Herringthorpe Valley Road, Rotherham, S65 2NU

01709 361502

St Mary's Catholic Primary School

The Curriculum at St Mary's


Curriculum Intent

 

 

Our children will journey through St Mary’s Catholic Primary School as kind, resilient, and curious citizens with faith at the core of all they do.  Their passion for learning will be ignited, with self-belief and well-being nurtured.  Every child will have the chance to ‘Let your light shine’ and will leave us prepared for a future of possibilities.

Our approach to designing the curriculum is rooted in current research into creating the best possible conditions for all children to be successful. We recognise by designing a curriculum which provides exceptionally well for the lowest 20% of our pupils ultimately means that we will get it right for all pupils.

We aim to make sure that all children experience ‘expert’ teaching, where learning is deep and profound, allowing pathways and connections in the brain to be made and retained. Every member of staff is constantly looking for ways to develop in order to give the children the absolute best.

 

Curriculum Implementation

St. Mary’s is a Catholic school with the Spirit of God at the heart of all we do. Religious Education is central to our learning and we value faith, community and kindness.  RE is taught discretely following the Come and See Re program but, through key concepts and themes,  also provides the basis upon which the termly topics are built.

 

For history, geography and science, St Mary’s follows the carefully designed Ark Curriculum Plus programme.  History, Geography and Science Mastery is a fully resourced, carefully sequenced, knowledge-rich curriculum . The programme is based on the best available research and evidence on what pupils need to know and retain as well as how they learn, memorise and practice what they have learnt.

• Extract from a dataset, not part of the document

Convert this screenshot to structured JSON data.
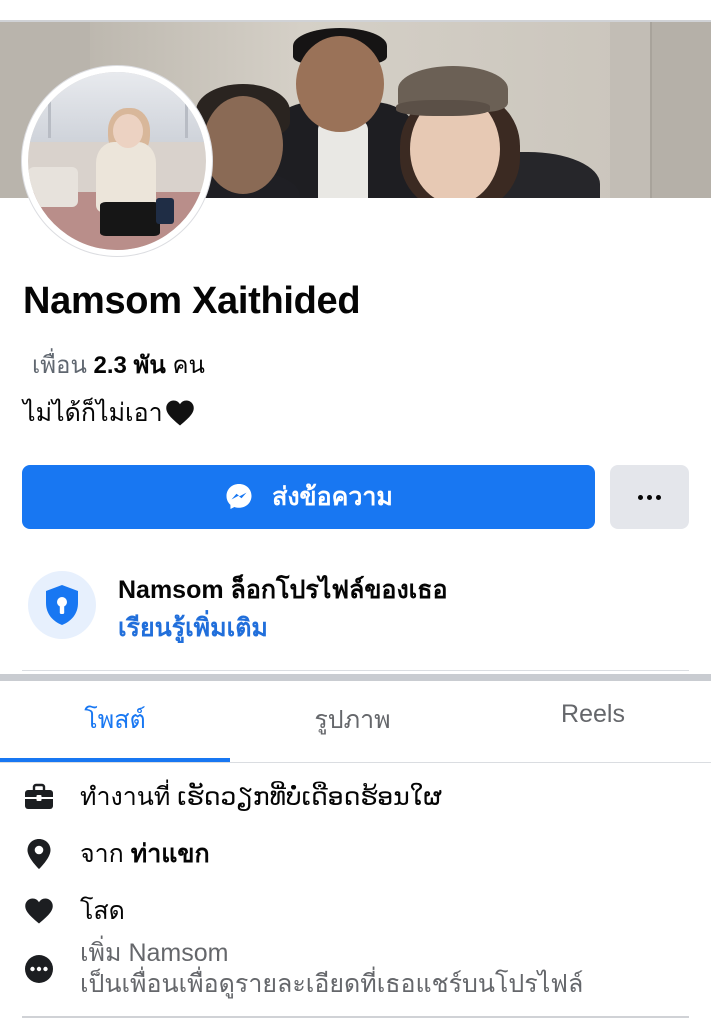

What kinds of knowledge, attitudes and values should be prioritised?  

Different authors have proposed different responses to this question, depending on what they conceive the purpose of education to be. However, it does seem that most of the justifications that have been made for education can be grouped into four broad categories.

  1. Firstly cultural transmission. A key reason given for educating young people is, in Matthew Arnold’s words, to pass on from one generation to the next: “the best that has been thought and known in the world. Those who do not know what people are expected to know are regarded as ignorant – not stupid, but simply lacking the knowledge expected of them.
  2. Secondly, personal empowerment. Arguably the most important aim of education is to allow young people to take greater control of their own lives. The idea is that rather than simply enculturating young people into the existing systems, education is the means by which people: ‘deal critically and creatively with reality and discover how to participate in the transformation of their world.’ 
  3. Thirdly, preparation for citizenship. Democratic citizenship arguably works only if those who are voting understand the choices they are given, and so education therefore has a vital role to play in preparing citizens so that they can make informed decisions about their participation in a democratic society.
  4. Fourthly, preparation for work. As a number of reports from the Organisation for Economic Cooperation and Development have shown, educational achievement is inextricably linked with economic prosperity. Those that do better academically, tend to go on to get better paid jobs.

We place emphasis on knowledge and skill utilising the staffs’ skills as well as utilising educational visits and welcoming visitors into school.  Further skills are mapped to each term and are developed as a result of the curriculum we plan.

The curriculum is implemented through themes mainly in a cross curricular approach and Art and Design and Technology are closely linked to the Ark Curricum Plus units. However, maths, English, RE and other subject specific skills for science, computing, MFL and music are taught discretely to ensure a mastery of skills and depth of teaching to make links to topics.

 

Curriculum Impact

 

We strive to ensure that our children’s attainment in core and foundation subjects is in line with or exceeding their age related expectations when we consider the varied starting points of children. The children will be academically, emotionally and physically prepared for the next phase of their education, in Britain and the world.

The children at St Mary’s are resilient, they don’t give up, are highly motivated to succeed and achieve, and are equipped with all the personal skills to do this.   This is seen by how the children approach challenges every day: on the playground, in a game or disagreement, or in class in a complex learning challenge.

Our pupils will have fully rounded characters with a clear understanding of complex values like equality, friendship, trust and many others. Only by really learning what these mean will our learners be able to develop a character that prepares them for living in the community demonstrating tolerance and equality. We measure this not just by the work our children produce, but in the behaviours we see each and every day in all learners on the playground, in the corridor, in the many roles we give them and in the daily interaction of all members of our school and faith community

Our learners will be motivated by a strong personal sense of morality. They will make decisions for the right reasons and in the best interests of their community. They will be able to decide what is right and what is wrong, and will be resilient to the influence of others. They will go out into the world and make a difference in their own life and to others.